==== Available data
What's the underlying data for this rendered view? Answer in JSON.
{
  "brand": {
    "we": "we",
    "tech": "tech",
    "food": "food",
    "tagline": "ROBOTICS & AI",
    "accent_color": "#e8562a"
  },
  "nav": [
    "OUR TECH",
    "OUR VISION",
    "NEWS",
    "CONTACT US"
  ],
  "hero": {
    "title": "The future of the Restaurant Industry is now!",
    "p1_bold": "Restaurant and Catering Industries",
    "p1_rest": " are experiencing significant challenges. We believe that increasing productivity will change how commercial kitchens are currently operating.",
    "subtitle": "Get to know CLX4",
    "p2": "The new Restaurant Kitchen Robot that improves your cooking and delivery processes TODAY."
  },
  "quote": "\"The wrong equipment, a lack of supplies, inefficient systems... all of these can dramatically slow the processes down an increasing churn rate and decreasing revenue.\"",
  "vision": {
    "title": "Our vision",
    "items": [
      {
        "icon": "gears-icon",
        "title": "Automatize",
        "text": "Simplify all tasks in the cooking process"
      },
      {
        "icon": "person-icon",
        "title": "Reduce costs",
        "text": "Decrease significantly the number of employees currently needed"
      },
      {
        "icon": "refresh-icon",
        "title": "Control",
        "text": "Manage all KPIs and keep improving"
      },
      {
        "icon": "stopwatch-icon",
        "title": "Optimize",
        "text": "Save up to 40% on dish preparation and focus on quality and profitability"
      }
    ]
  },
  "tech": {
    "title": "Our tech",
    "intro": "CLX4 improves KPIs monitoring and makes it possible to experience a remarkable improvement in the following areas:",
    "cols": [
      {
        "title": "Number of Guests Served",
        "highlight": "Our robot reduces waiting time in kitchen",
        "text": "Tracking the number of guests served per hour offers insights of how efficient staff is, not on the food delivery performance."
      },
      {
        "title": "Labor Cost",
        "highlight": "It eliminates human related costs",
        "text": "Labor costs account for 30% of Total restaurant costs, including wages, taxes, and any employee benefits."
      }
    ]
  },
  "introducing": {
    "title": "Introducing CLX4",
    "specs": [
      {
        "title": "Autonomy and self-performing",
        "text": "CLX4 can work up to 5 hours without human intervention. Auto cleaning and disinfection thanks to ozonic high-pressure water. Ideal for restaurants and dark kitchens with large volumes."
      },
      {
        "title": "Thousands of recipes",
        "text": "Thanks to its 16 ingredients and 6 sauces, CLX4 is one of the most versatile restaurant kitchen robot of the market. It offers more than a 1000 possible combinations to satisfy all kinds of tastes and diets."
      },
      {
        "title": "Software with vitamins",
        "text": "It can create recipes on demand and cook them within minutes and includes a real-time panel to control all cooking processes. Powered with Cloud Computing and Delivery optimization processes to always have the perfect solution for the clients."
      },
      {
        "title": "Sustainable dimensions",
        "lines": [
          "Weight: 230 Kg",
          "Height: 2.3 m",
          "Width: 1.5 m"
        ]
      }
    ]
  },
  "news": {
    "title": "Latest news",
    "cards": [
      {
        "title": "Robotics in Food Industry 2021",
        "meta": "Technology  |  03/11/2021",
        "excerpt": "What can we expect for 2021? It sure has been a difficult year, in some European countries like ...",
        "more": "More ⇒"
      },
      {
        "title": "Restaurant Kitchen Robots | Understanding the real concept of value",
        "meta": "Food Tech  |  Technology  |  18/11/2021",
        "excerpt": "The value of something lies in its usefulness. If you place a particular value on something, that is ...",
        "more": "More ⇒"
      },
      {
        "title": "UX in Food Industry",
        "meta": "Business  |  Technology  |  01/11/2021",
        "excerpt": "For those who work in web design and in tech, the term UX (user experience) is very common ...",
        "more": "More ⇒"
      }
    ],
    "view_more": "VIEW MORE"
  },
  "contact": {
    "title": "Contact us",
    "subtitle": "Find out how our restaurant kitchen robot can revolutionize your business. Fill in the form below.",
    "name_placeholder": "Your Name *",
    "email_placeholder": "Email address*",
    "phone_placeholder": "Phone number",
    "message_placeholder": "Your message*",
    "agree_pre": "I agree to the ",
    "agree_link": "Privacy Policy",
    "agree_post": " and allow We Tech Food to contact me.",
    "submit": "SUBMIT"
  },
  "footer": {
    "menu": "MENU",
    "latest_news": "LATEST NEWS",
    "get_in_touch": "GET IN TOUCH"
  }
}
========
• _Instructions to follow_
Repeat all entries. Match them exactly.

• _Exercise output_
What's the underlying data for this rendered view? Answer in JSON.
{
  "brand": {
    "we": "we",
    "tech": "tech",
    "food": "food",
    "tagline": "ROBOTICS & AI",
    "accent_color": "#e8562a"
  },
  "nav": [
    "OUR TECH",
    "OUR VISION",
    "NEWS",
    "CONTACT US"
  ],
  "hero": {
    "title": "The future of the Restaurant Industry is now!",
    "p1_bold": "Restaurant and Catering Industries",
    "p1_rest": " are experiencing significant challenges. We believe that increasing productivity will change how commercial kitchens are currently operating.",
    "subtitle": "Get to know CLX4",
    "p2": "The new Restaurant Kitchen Robot that improves your cooking and delivery processes TODAY."
  },
  "quote": "\"The wrong equipment, a lack of supplies, inefficient systems... all of these can dramatically slow the processes down an increasing churn rate and decreasing revenue.\"",
  "vision": {
    "title": "Our vision",
    "items": [
      {
        "icon": "gears-icon",
        "title": "Automatize",
        "text": "Simplify all tasks in the cooking process"
      },
      {
        "icon": "person-icon",
        "title": "Reduce costs",
        "text": "Decrease significantly the number of employees currently needed"
      },
      {
        "icon": "refresh-icon",
        "title": "Control",
        "text": "Manage all KPIs and keep improving"
      },
      {
        "icon": "stopwatch-icon",
        "title": "Optimize",
        "text": "Save up to 40% on dish preparation and focus on quality and profitability"
      }
    ]
  },
  "tech": {
    "title": "Our tech",
    "intro": "CLX4 improves KPIs monitoring and makes it possible to experience a remarkable improvement in the following areas:",
    "cols": [
      {
        "title": "Number of Guests Served",
        "highlight": "Our robot reduces waiting time in kitchen",
        "text": "Tracking the number of guests served per hour offers insights of how efficient staff is, not on the food delivery performance."
      },
      {
        "title": "Labor Cost",
        "highlight": "It eliminates human related costs",
        "text": "Labor costs account for 30% of Total restaurant costs, including wages, taxes, and any employee benefits."
      }
    ]
  },
  "introducing": {
    "title": "Introducing CLX4",
    "specs": [
      {
        "title": "Autonomy and self-performing",
        "text": "CLX4 can work up to 5 hours without human intervention. Auto cleaning and disinfection thanks to ozonic high-pressure water. Ideal for restaurants and dark kitchens with large volumes."
      },
      {
        "title": "Thousands of recipes",
        "text": "Thanks to its 16 ingredients and 6 sauces, CLX4 is one of the most versatile restaurant kitchen robot of the market. It offers more than a 1000 possible combinations to satisfy all kinds of tastes and diets."
      },
      {
        "title": "Software with vitamins",
        "text": "It can create recipes on demand and cook them within minutes and includes a real-time panel to control all cooking processes. Powered with Cloud Computing and Delivery optimization processes to always have the perfect solution for the clients."
      },
      {
        "title": "Sustainable dimensions",
        "lines": [
          "Weight: 230 Kg",
          "Height: 2.3 m",
          "Width: 1.5 m"
        ]
      }
    ]
  },
  "news": {
    "title": "Latest news",
    "cards": [
      {
        "title": "Robotics in Food Industry 2021",
        "meta": "Technology  |  03/11/2021",
        "excerpt": "What can we expect for 2021? It sure has been a difficult year, in some European countries like ...",
        "more": "More ⇒"
      },
      {
        "title": "Restaurant Kitchen Robots | Understanding the real concept of value",
        "meta": "Food Tech  |  Technology  |  18/11/2021",
        "excerpt": "The value of something lies in its usefulness. If you place a particular value on something, that is ...",
        "more": "More ⇒"
      },
      {
        "title": "UX in Food Industry",
        "meta": "Business  |  Technology  |  01/11/2021",
        "excerpt": "For those who work in web design and in tech, the term UX (user experience) is very common ...",
        "more": "More ⇒"
      }
    ],
    "view_more": "VIEW MORE"
  },
  "contact": {
    "title": "Contact us",
    "subtitle": "Find out how our restaurant kitchen robot can revolutionize your business. Fill in the form below.",
    "name_placeholder": "Your Name *",
    "email_placeholder": "Email address*",
    "phone_placeholder": "Phone number",
    "message_placeholder": "Your message*",
    "agree_pre": "I agree to the ",
    "agree_link": "Privacy Policy",
    "agree_post": " and allow We Tech Food to contact me.",
    "submit": "SUBMIT"
  },
  "footer": {
    "menu": "MENU",
    "latest_news": "LATEST NEWS",
    "get_in_touch": "GET IN TOUCH"
  }
}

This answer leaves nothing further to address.